** Opening DATA block **
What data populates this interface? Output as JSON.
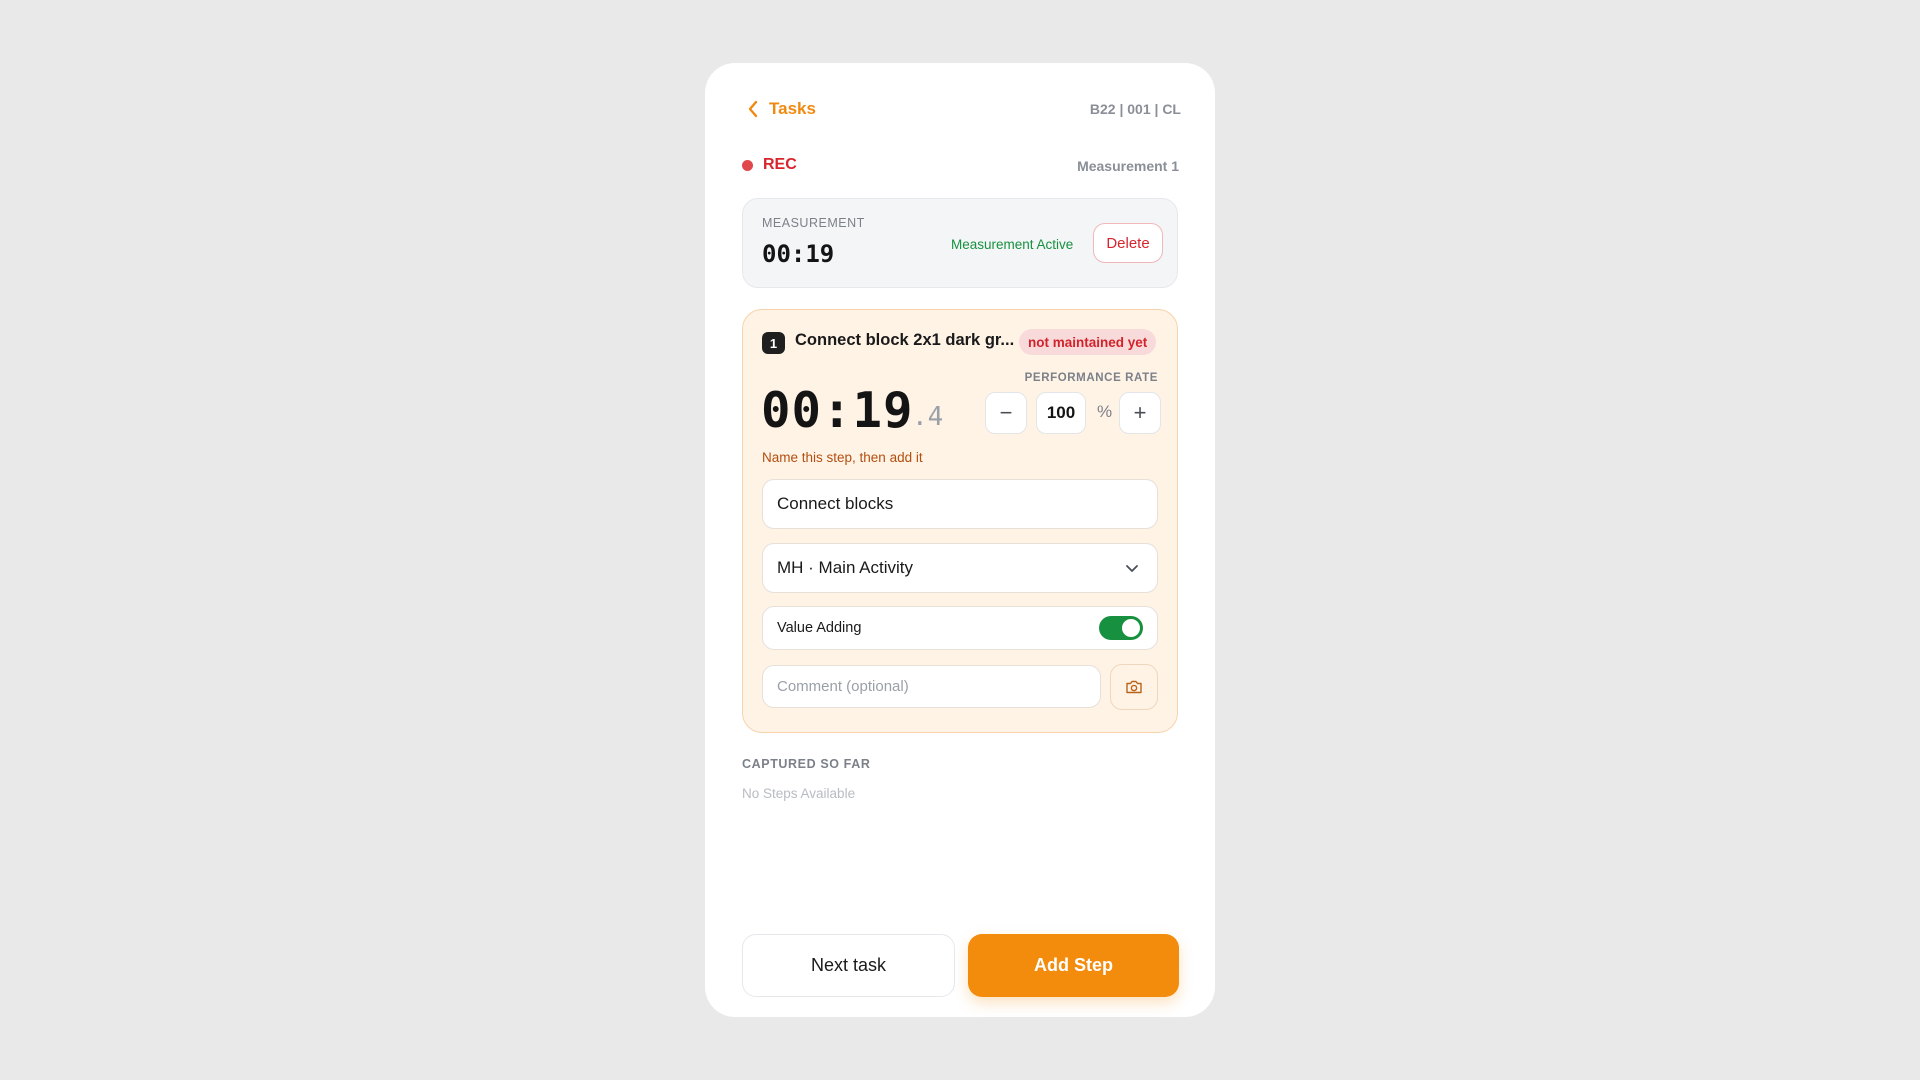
{
  "header": {
    "back_label": "Tasks",
    "code": "B22 | 001 | CL"
  },
  "recording": {
    "label": "REC",
    "measurement_name": "Measurement 1"
  },
  "measurement": {
    "label": "MEASUREMENT",
    "time": "00:19",
    "status": "Measurement Active",
    "delete_label": "Delete"
  },
  "step": {
    "number": "1",
    "title": "Connect block 2x1 dark gr...",
    "badge": "not maintained yet",
    "performance_label": "PERFORMANCE RATE",
    "time_main": "00:19",
    "time_fraction": ".4",
    "minus_label": "−",
    "plus_label": "+",
    "rate_value": "100",
    "rate_unit": "%",
    "hint": "Name this step, then add it",
    "name_value": "Connect blocks",
    "activity_selected": "MH · Main Activity",
    "value_adding_label": "Value Adding",
    "value_adding_on": true,
    "comment_placeholder": "Comment (optional)"
  },
  "captured": {
    "label": "CAPTURED SO FAR",
    "empty_text": "No Steps Available"
  },
  "footer": {
    "next_label": "Next task",
    "add_label": "Add Step"
  },
  "colors": {
    "accent": "#f38b0c",
    "rec": "#d8242c",
    "active": "#17913f",
    "step_bg": "#fff3e6"
  }
}
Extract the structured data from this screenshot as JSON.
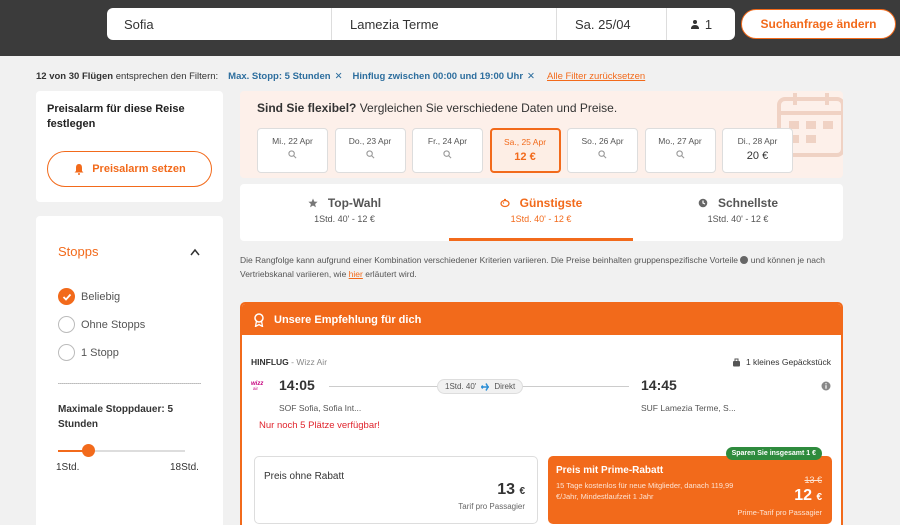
{
  "search": {
    "origin": "Sofia",
    "destination": "Lamezia Terme",
    "date": "Sa. 25/04",
    "passengers": "1",
    "change_label": "Suchanfrage ändern"
  },
  "filters": {
    "count_bold": "12 von 30 Flügen",
    "count_rest": " entsprechen den Filtern:",
    "chips": [
      "Max. Stopp: 5 Stunden",
      "Hinflug zwischen 00:00 und 19:00 Uhr"
    ],
    "chip_close": "✕",
    "reset_label": "Alle Filter zurücksetzen"
  },
  "alarm": {
    "title": "Preisalarm für diese Reise festlegen",
    "button": "Preisalarm setzen"
  },
  "stops": {
    "heading": "Stopps",
    "options": [
      {
        "label": "Beliebig",
        "checked": true
      },
      {
        "label": "Ohne Stopps",
        "checked": false
      },
      {
        "label": "1 Stopp",
        "checked": false
      }
    ],
    "max_duration_label": "Maximale Stoppdauer: 5 Stunden",
    "slider_min": "1Std.",
    "slider_max": "18Std.",
    "slider_value_fraction": 0.24
  },
  "flex": {
    "title_bold": "Sind Sie flexibel?",
    "title_rest": " Vergleichen Sie verschiedene Daten und Preise.",
    "dates": [
      {
        "label": "Mi., 22 Apr",
        "price": "",
        "selected": false
      },
      {
        "label": "Do., 23 Apr",
        "price": "",
        "selected": false
      },
      {
        "label": "Fr., 24 Apr",
        "price": "",
        "selected": false
      },
      {
        "label": "Sa., 25 Apr",
        "price": "12 €",
        "selected": true
      },
      {
        "label": "So., 26 Apr",
        "price": "",
        "selected": false
      },
      {
        "label": "Mo., 27 Apr",
        "price": "",
        "selected": false
      },
      {
        "label": "Di., 28 Apr",
        "price": "20 €",
        "selected": false
      }
    ]
  },
  "sort": {
    "tabs": [
      {
        "label": "Top-Wahl",
        "sub": "1Std. 40' - 12 €",
        "icon": "star-icon",
        "active": false
      },
      {
        "label": "Günstigste",
        "sub": "1Std. 40' - 12 €",
        "icon": "piggy-bank-icon",
        "active": true
      },
      {
        "label": "Schnellste",
        "sub": "1Std. 40' - 12 €",
        "icon": "clock-icon",
        "active": false
      }
    ]
  },
  "disclaimer": {
    "part1": "Die Rangfolge kann aufgrund einer Kombination verschiedener Kriterien variieren. Die Preise beinhalten gruppenspezifische Vorteile ",
    "part2": " und können je nach Vertriebskanal variieren, wie ",
    "link": "hier",
    "part3": " erläutert wird."
  },
  "recommendation": {
    "header": "Unsere Empfehlung für dich",
    "direction": "HINFLUG",
    "airline": " - Wizz Air",
    "baggage": "1 kleines Gepäckstück",
    "dep_time": "14:05",
    "arr_time": "14:45",
    "duration": "1Std. 40'",
    "stops_label": "Direkt",
    "dep_airport": "SOF Sofia, Sofia Int...",
    "arr_airport": "SUF Lamezia Terme, S...",
    "seats_left": "Nur noch 5 Plätze verfügbar!",
    "regular": {
      "label": "Preis ohne Rabatt",
      "price": "13",
      "currency": "€",
      "note": "Tarif pro Passagier"
    },
    "prime": {
      "badge": "Sparen Sie insgesamt 1 €",
      "title": "Preis mit Prime-Rabatt",
      "desc": "15 Tage kostenlos für neue Mitglieder, danach 119,99 €/Jahr, Mindestlaufzeit 1 Jahr",
      "old_price": "13 €",
      "price": "12",
      "currency": "€",
      "note": "Prime-Tarif pro Passagier"
    }
  },
  "colors": {
    "accent": "#f26a1b",
    "topbar": "#3b3b3b",
    "link_blue": "#2d6e9e",
    "warning_red": "#e0242d",
    "save_green": "#2e8b3d"
  }
}
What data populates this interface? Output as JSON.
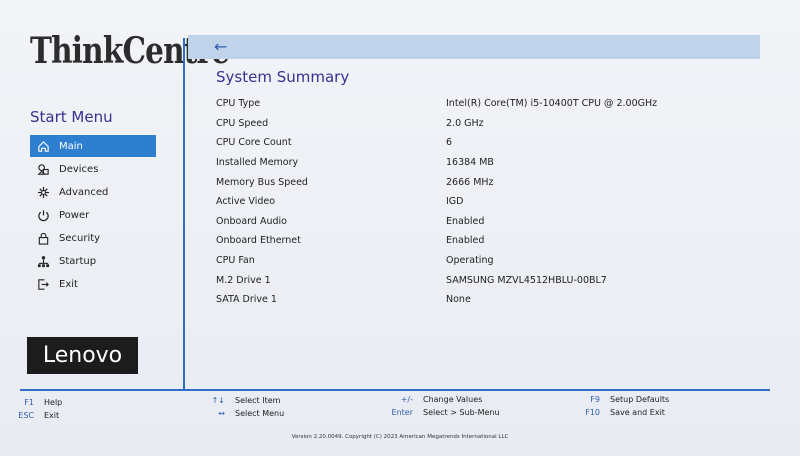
{
  "brand": {
    "product": "ThinkCentre",
    "vendor": "Lenovo"
  },
  "start_menu": {
    "title": "Start Menu",
    "items": [
      {
        "label": "Main",
        "icon": "home-icon",
        "active": true
      },
      {
        "label": "Devices",
        "icon": "devices-icon",
        "active": false
      },
      {
        "label": "Advanced",
        "icon": "advanced-icon",
        "active": false
      },
      {
        "label": "Power",
        "icon": "power-icon",
        "active": false
      },
      {
        "label": "Security",
        "icon": "lock-icon",
        "active": false
      },
      {
        "label": "Startup",
        "icon": "startup-icon",
        "active": false
      },
      {
        "label": "Exit",
        "icon": "exit-icon",
        "active": false
      }
    ]
  },
  "page": {
    "title": "System Summary",
    "rows": [
      {
        "label": "CPU Type",
        "value": "Intel(R) Core(TM) i5-10400T CPU @ 2.00GHz"
      },
      {
        "label": "CPU Speed",
        "value": "2.0 GHz"
      },
      {
        "label": "CPU Core Count",
        "value": "6"
      },
      {
        "label": "Installed Memory",
        "value": "16384 MB"
      },
      {
        "label": "Memory Bus Speed",
        "value": "2666 MHz"
      },
      {
        "label": "Active Video",
        "value": "IGD"
      },
      {
        "label": "Onboard Audio",
        "value": "Enabled"
      },
      {
        "label": "Onboard Ethernet",
        "value": "Enabled"
      },
      {
        "label": "CPU Fan",
        "value": "Operating"
      },
      {
        "label": "M.2 Drive 1",
        "value": "SAMSUNG MZVL4512HBLU-00BL7"
      },
      {
        "label": "SATA Drive 1",
        "value": "None"
      }
    ]
  },
  "footer": {
    "keys": [
      {
        "key": "F1",
        "desc": "Help"
      },
      {
        "key": "ESC",
        "desc": "Exit"
      },
      {
        "key": "↑↓",
        "desc": "Select Item"
      },
      {
        "key": "↔",
        "desc": "Select Menu"
      },
      {
        "key": "+/-",
        "desc": "Change Values"
      },
      {
        "key": "Enter",
        "desc": "Select > Sub-Menu"
      },
      {
        "key": "F9",
        "desc": "Setup Defaults"
      },
      {
        "key": "F10",
        "desc": "Save and Exit"
      }
    ],
    "version": "Version 2.20.0049. Copyright (C) 2023 American Megatrends International LLC"
  },
  "colors": {
    "accent": "#2f7fd1",
    "title": "#3b2f8f",
    "divider": "#2f6fc7",
    "header_bar": "#bfd3ea"
  }
}
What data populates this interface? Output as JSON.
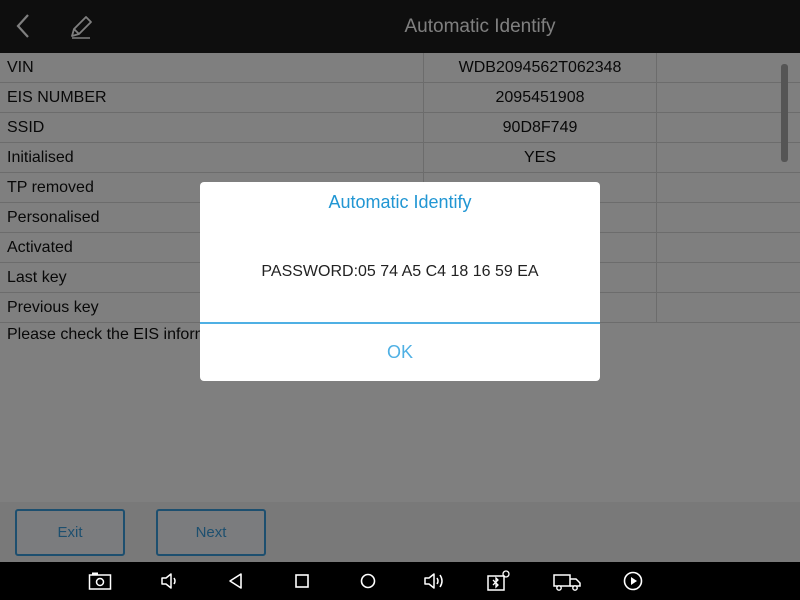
{
  "app": {
    "title": "Automatic Identify",
    "icons": {
      "back": "chevron-left-icon",
      "edit": "pencil-icon"
    }
  },
  "table": {
    "rows": [
      {
        "label": "VIN",
        "value": "WDB2094562T062348"
      },
      {
        "label": "EIS NUMBER",
        "value": "2095451908"
      },
      {
        "label": "SSID",
        "value": "90D8F749"
      },
      {
        "label": "Initialised",
        "value": "YES"
      },
      {
        "label": "TP removed",
        "value": ""
      },
      {
        "label": "Personalised",
        "value": ""
      },
      {
        "label": "Activated",
        "value": ""
      },
      {
        "label": "Last key",
        "value": ""
      },
      {
        "label": "Previous key",
        "value": ""
      }
    ],
    "message": "Please check the EIS inform"
  },
  "footer": {
    "exit_label": "Exit",
    "next_label": "Next"
  },
  "dialog": {
    "title": "Automatic Identify",
    "message": "PASSWORD:05 74 A5 C4 18 16 59 EA",
    "ok_label": "OK"
  },
  "navbar": {
    "icons": [
      "screenshot-icon",
      "volume-down-icon",
      "back-icon",
      "recents-icon",
      "home-icon",
      "volume-up-icon",
      "vci-icon",
      "truck-icon",
      "play-icon"
    ]
  },
  "colors": {
    "accent": "#2196d3",
    "topbar": "#1c1c1c",
    "navbar": "#000000",
    "button_border": "#3a9fdf"
  }
}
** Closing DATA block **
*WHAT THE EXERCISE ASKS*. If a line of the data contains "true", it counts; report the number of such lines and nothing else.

*TASK RESULT*. 5